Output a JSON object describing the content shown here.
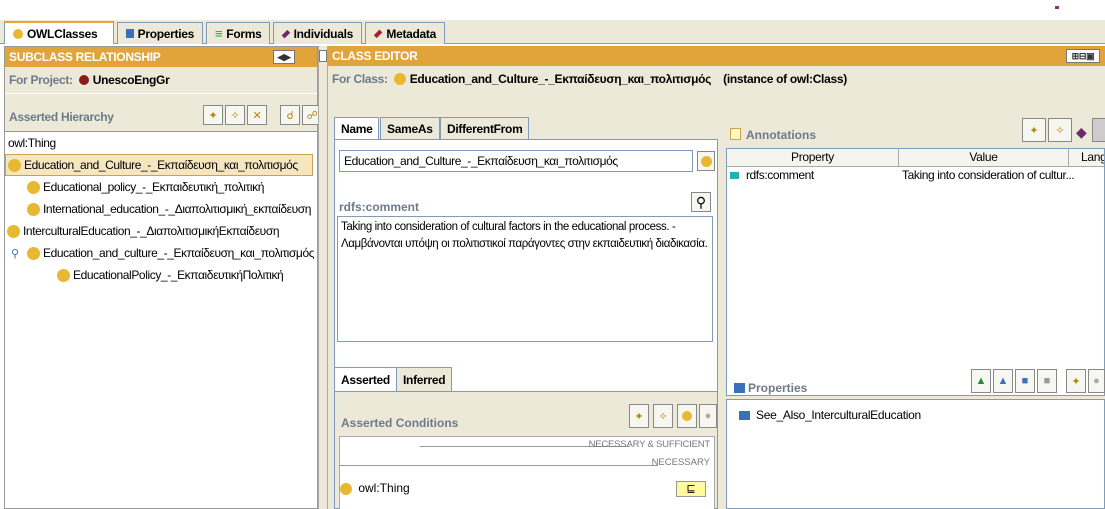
{
  "tabs": [
    {
      "label": "OWLClasses",
      "icon": "class-circle-icon",
      "color": "#e8b830",
      "active": true
    },
    {
      "label": "Properties",
      "icon": "property-square-icon",
      "color": "#3c6fb9",
      "active": false
    },
    {
      "label": "Forms",
      "icon": "forms-lines-icon",
      "color": "#3a9a3a",
      "active": false
    },
    {
      "label": "Individuals",
      "icon": "individual-diamond-icon",
      "color": "#6b2a6b",
      "active": false
    },
    {
      "label": "Metadata",
      "icon": "metadata-diamond-icon",
      "color": "#b01c2a",
      "active": false
    }
  ],
  "left": {
    "header": "SUBCLASS RELATIONSHIP",
    "project_label": "For Project:",
    "project_name": "UnescoEngGr",
    "hierarchy_label": "Asserted Hierarchy",
    "tree": [
      {
        "label": "owl:Thing",
        "level": 0,
        "dot": false,
        "selected": false,
        "expander": false
      },
      {
        "label": "Education_and_Culture_-_Εκπαίδευση_και_πολιτισμός",
        "level": 0,
        "dot": true,
        "selected": true,
        "expander": false
      },
      {
        "label": "Educational_policy_-_Εκπαιδευτική_πολιτική",
        "level": 1,
        "dot": true,
        "selected": false,
        "expander": false
      },
      {
        "label": "International_education_-_Διαπολιτισμική_εκπαίδευση",
        "level": 1,
        "dot": true,
        "selected": false,
        "expander": false
      },
      {
        "label": "InterculturalEducation_-_ΔιαπολιτισμικήΕκπαίδευση",
        "level": 0,
        "dot": true,
        "selected": false,
        "expander": false
      },
      {
        "label": "Education_and_culture_-_Εκπαίδευση_και_πολιτισμός",
        "level": 0,
        "dot": true,
        "selected": false,
        "expander": true
      },
      {
        "label": "EducationalPolicy_-_ΕκπαιδευτικήΠολιτική",
        "level": 2,
        "dot": true,
        "selected": false,
        "expander": false
      }
    ]
  },
  "right": {
    "header": "CLASS EDITOR",
    "for_class_label": "For Class:",
    "class_name": "Education_and_Culture_-_Εκπαίδευση_και_πολιτισμός",
    "instance_text": "(instance of owl:Class)",
    "name_tabs": [
      "Name",
      "SameAs",
      "DifferentFrom"
    ],
    "name_value": "Education_and_Culture_-_Εκπαίδευση_και_πολιτισμός",
    "rdfs_label": "rdfs:comment",
    "comment_text": "Taking into consideration of cultural factors in the educational process. - Λαμβάνονται υπόψη οι πολιτιστικοί παράγοντες στην εκπαιδευτική διαδικασία.",
    "annotations": {
      "title": "Annotations",
      "columns": [
        "Property",
        "Value",
        "Lang"
      ],
      "rows": [
        {
          "property": "rdfs:comment",
          "value": "Taking into consideration of cultur..."
        }
      ]
    },
    "cond_tabs": [
      "Asserted",
      "Inferred"
    ],
    "asserted_conditions_label": "Asserted Conditions",
    "necessary_sufficient": "NECESSARY & SUFFICIENT",
    "necessary": "NECESSARY",
    "condition_item": "owl:Thing",
    "condition_badge": "⊑",
    "properties": {
      "title": "Properties",
      "items": [
        "See_Also_InterculturalEducation"
      ]
    }
  },
  "colors": {
    "header_orange": "#e0a43a",
    "class_dot": "#e8b830",
    "selection": "#f6e6c0",
    "project_dot": "#8b1a1a"
  }
}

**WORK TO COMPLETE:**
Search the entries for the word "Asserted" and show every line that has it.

**REPLY:**
    "hierarchy_label": "Asserted Hierarchy",
      "Asserted",
    "asserted_conditions_label": "Asserted Conditions",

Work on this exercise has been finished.